The kingdom’s current production capacity is 12.5 million barrels a day. “It all has to do with maintaining Saudi Arabia’s role as a swing producer and that is done through heavy investment,” Sfakianakis says.
Contractors are eyeing Kuwait with interest, but are wary of the country’s track record, especially after contracts awarded on a new $15bn refinery in 2008 were cancelled in March 2009 amid political opposition.
Looking ahead, contractors are expected to seek opportunities outside lucrative Gulf states for work. Iraq is set to become the fastest-growing market in the Middle East, if not the world, in coming years as international oil companies working in the country award billions of dollars of EPC contracts to boost output. Analysts say that if just half the work planned for Iraq goes ahead, it could create a new boom market for contractors, leading to a capacity crunch similar to that seen in 2006-07.
The Paris-based International Energy Agency is forecasting oil demand to grow 1.5 per cent to 91.2 million b/d from 80 million b/d currently. The investments made by Gulf producers in the past year could prove to be even cannier than they seem now.
These investments have been made at a time of low costs and the new facilities will come onstream in time to meet requirements abroad, while avoiding an Iraq-inspired overheating of the market.

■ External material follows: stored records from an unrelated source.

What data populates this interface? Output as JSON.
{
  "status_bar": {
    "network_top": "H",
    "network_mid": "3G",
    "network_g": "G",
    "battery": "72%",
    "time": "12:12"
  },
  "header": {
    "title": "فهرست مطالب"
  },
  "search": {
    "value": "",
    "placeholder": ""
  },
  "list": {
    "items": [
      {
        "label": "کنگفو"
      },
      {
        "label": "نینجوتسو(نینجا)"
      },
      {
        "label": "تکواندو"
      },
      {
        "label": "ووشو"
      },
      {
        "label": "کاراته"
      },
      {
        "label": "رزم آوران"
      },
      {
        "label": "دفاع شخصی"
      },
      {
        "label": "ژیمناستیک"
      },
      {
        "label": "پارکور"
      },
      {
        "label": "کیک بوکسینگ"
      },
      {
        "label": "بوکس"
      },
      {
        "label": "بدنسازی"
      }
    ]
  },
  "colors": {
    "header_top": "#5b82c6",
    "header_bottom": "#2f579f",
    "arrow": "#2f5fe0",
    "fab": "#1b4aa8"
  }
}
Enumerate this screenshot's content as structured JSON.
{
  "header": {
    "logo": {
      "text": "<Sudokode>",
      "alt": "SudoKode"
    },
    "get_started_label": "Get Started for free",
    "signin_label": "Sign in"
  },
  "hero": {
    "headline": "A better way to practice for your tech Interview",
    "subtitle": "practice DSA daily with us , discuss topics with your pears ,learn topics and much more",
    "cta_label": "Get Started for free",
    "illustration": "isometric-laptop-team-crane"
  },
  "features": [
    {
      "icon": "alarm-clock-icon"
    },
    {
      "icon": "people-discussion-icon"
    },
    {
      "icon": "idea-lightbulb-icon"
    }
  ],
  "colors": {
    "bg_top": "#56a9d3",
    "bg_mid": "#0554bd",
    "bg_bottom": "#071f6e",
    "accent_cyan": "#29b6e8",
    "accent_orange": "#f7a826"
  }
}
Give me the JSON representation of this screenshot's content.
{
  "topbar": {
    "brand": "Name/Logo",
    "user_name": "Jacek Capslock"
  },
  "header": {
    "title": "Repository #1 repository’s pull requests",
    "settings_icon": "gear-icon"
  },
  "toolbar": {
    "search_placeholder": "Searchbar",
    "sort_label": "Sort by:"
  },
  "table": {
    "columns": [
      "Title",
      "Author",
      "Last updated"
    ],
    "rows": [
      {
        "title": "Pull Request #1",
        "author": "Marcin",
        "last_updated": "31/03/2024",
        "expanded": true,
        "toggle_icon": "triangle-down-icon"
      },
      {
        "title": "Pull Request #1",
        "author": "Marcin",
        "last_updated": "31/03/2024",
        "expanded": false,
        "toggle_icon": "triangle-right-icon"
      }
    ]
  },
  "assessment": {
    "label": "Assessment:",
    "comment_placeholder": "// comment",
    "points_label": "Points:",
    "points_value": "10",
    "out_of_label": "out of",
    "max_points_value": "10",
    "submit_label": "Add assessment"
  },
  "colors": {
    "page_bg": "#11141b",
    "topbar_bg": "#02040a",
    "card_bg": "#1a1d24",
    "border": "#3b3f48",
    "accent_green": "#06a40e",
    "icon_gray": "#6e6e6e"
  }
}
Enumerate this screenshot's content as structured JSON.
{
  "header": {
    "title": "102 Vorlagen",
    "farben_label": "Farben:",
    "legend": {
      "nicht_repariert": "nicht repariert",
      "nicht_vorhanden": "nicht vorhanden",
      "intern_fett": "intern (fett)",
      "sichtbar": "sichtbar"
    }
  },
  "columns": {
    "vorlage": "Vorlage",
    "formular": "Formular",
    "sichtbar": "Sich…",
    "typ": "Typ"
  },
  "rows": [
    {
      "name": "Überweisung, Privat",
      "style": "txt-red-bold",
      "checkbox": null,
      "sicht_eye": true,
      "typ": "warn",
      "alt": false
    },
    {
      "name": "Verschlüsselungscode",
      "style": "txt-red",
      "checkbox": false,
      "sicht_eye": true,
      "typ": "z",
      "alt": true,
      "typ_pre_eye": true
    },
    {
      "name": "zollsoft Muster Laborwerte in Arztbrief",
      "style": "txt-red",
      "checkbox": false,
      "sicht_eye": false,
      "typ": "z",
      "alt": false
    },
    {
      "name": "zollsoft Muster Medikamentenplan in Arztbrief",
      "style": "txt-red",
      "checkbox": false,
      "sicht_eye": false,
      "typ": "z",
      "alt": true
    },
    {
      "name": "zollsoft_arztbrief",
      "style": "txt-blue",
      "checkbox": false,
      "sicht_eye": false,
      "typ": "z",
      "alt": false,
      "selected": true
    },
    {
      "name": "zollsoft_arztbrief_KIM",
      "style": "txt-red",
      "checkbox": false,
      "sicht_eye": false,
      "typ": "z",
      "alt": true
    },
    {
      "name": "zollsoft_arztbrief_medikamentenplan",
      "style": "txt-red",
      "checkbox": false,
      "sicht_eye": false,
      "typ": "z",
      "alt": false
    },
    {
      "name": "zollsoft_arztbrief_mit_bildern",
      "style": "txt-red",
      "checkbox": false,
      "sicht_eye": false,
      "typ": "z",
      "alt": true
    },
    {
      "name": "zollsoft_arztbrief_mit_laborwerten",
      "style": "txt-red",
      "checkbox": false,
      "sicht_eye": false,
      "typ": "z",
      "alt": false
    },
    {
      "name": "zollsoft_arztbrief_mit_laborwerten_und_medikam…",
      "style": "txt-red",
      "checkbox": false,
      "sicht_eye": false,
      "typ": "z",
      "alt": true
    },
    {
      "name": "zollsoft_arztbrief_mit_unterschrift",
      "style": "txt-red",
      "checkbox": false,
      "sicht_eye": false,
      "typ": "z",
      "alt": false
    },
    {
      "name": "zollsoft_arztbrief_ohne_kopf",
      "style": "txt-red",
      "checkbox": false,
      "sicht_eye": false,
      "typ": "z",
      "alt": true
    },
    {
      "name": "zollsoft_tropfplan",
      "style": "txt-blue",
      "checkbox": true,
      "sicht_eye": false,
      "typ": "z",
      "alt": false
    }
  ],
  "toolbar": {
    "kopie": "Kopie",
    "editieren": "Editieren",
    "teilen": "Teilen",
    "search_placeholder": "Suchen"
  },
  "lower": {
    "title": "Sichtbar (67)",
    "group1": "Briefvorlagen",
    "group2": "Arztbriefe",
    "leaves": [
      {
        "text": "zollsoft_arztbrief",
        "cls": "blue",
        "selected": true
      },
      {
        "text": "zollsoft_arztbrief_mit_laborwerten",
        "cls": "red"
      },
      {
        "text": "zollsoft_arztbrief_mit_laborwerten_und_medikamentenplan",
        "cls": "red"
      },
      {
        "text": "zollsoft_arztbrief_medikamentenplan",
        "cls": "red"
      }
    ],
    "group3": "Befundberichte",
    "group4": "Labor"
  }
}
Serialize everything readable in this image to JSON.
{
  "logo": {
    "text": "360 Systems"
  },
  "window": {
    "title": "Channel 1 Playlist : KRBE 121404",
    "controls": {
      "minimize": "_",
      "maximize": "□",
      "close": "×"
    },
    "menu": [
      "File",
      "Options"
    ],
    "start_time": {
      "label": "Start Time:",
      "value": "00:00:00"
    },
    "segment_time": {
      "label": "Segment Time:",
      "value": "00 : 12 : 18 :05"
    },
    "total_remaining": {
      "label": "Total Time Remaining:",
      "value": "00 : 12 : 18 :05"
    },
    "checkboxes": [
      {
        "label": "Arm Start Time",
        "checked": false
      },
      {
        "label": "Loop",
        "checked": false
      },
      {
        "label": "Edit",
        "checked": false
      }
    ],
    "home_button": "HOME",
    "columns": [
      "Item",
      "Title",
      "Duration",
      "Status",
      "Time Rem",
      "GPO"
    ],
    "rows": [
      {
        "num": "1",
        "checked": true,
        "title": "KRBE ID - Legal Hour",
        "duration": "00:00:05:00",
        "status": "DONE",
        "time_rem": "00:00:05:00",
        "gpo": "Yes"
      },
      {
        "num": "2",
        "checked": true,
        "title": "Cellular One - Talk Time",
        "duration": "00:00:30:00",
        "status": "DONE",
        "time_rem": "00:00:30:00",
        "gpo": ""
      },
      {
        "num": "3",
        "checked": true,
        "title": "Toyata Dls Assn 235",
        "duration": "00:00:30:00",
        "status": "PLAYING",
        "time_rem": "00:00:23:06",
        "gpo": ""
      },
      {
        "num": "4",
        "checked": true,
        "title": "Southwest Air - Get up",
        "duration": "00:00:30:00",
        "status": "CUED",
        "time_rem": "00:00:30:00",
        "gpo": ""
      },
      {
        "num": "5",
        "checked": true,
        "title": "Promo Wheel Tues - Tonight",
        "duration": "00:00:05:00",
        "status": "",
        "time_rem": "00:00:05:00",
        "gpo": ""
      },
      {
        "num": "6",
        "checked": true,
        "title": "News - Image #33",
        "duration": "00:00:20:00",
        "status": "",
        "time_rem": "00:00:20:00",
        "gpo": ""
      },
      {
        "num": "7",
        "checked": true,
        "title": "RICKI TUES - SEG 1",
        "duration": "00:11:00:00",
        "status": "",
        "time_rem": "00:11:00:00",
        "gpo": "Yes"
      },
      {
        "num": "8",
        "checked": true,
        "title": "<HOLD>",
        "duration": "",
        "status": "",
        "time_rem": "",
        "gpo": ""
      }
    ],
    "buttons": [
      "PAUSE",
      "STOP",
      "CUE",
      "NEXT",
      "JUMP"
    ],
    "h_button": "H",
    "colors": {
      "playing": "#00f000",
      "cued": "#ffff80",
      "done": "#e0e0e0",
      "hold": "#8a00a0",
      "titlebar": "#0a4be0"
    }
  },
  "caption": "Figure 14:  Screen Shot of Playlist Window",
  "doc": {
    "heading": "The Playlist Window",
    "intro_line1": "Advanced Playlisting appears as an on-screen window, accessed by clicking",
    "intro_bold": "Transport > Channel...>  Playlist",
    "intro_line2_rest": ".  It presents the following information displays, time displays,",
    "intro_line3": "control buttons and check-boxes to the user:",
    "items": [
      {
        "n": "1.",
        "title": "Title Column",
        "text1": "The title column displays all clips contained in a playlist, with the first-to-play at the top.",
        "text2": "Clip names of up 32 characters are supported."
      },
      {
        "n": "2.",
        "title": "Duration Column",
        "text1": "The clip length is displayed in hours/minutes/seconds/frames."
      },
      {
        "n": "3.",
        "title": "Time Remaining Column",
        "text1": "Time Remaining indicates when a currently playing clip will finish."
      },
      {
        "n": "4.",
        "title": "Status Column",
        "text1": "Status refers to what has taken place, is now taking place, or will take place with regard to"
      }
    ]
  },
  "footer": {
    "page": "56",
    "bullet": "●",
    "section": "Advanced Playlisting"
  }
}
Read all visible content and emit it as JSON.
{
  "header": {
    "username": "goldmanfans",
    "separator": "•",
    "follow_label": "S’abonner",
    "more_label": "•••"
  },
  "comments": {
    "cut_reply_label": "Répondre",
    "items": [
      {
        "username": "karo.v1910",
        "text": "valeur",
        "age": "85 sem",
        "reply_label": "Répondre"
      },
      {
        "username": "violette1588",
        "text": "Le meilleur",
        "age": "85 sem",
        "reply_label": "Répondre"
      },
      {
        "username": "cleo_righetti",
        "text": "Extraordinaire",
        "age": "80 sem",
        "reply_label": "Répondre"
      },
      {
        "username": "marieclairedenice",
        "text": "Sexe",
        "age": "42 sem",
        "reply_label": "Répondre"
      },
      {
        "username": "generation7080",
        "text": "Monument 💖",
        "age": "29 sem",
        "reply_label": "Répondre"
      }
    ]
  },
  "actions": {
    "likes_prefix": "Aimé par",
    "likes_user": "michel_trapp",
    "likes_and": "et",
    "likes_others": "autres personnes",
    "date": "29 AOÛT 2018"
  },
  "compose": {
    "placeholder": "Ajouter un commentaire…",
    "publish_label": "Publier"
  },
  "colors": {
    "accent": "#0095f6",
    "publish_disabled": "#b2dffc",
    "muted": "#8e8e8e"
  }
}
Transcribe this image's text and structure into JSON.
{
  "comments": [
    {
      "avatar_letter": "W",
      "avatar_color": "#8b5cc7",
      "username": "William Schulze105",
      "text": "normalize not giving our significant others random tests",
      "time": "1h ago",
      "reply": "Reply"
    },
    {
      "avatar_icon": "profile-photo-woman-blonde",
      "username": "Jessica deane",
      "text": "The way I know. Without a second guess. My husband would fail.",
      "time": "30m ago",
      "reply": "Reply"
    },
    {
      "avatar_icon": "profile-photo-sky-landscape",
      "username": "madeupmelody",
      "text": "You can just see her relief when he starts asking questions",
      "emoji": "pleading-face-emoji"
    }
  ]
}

The region’s oil producers will continue awarding contracts regardless, says Sfakianakis. “[This year] is a testament to the countries’ commitment to the sector,” he says. “But they don’t have the luxury to avoid spending.”